*Dataset records*:
>>

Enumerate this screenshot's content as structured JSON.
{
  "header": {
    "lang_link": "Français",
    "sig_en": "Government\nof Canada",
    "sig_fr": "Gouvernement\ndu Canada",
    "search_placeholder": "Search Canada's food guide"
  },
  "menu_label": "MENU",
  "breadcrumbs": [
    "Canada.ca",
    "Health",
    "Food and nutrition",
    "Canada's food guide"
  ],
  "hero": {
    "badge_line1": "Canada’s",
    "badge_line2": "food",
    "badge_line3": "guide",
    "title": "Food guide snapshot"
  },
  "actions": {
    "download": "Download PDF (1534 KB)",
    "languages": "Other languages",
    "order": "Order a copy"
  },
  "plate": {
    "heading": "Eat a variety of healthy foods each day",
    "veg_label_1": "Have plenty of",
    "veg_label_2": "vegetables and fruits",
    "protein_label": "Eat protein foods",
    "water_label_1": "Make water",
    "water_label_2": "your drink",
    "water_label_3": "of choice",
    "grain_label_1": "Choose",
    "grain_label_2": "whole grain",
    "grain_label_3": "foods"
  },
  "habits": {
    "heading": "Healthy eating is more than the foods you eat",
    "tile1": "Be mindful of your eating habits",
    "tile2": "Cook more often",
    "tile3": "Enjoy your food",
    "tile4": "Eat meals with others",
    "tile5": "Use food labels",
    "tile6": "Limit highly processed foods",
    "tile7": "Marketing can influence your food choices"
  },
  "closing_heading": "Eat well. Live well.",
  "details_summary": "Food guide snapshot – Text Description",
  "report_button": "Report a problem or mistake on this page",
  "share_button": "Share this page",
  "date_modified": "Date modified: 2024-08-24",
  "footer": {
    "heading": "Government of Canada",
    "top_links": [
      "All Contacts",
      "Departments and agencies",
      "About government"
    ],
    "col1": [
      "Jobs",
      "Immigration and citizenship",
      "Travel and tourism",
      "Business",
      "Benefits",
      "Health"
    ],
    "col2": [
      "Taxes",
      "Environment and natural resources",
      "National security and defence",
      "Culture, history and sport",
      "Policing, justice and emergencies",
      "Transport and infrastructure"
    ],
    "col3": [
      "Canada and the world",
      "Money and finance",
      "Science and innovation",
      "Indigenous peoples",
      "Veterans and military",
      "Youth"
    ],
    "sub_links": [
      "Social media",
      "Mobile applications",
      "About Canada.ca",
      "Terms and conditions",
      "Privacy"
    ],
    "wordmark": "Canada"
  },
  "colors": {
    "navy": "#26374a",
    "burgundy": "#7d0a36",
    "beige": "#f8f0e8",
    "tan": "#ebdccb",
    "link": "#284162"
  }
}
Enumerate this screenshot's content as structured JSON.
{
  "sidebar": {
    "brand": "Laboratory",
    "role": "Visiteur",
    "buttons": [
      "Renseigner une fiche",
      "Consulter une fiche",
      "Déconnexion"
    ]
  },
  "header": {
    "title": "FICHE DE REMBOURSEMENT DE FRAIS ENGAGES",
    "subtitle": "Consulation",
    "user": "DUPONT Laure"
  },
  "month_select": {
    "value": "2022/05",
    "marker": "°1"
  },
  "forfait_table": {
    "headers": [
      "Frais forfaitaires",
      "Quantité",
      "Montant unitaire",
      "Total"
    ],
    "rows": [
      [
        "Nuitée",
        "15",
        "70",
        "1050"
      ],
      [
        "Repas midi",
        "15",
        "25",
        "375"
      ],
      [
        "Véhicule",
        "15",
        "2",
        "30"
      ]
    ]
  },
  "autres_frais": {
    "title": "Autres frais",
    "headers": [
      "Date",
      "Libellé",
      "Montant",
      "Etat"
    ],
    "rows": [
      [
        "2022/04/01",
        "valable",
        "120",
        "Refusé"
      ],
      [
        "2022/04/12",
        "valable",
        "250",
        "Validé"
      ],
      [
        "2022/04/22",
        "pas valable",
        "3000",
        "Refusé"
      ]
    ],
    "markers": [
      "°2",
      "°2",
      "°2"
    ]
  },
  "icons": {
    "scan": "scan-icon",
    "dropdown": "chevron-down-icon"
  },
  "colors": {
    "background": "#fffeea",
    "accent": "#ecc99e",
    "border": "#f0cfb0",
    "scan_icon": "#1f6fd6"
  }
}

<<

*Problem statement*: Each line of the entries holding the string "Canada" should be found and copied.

*Expected answer*:
    "sig_en": "Government\nof Canada",
    "sig_fr": "Gouvernement\ndu Canada",
    "search_placeholder": "Search Canada's food guide"
    "Canada.ca",
    "Canada's food guide"
    "badge_line1": "Canada’s",
    "heading": "Government of Canada",
      "Canada and the world",
      "About Canada.ca",
    "wordmark": "Canada"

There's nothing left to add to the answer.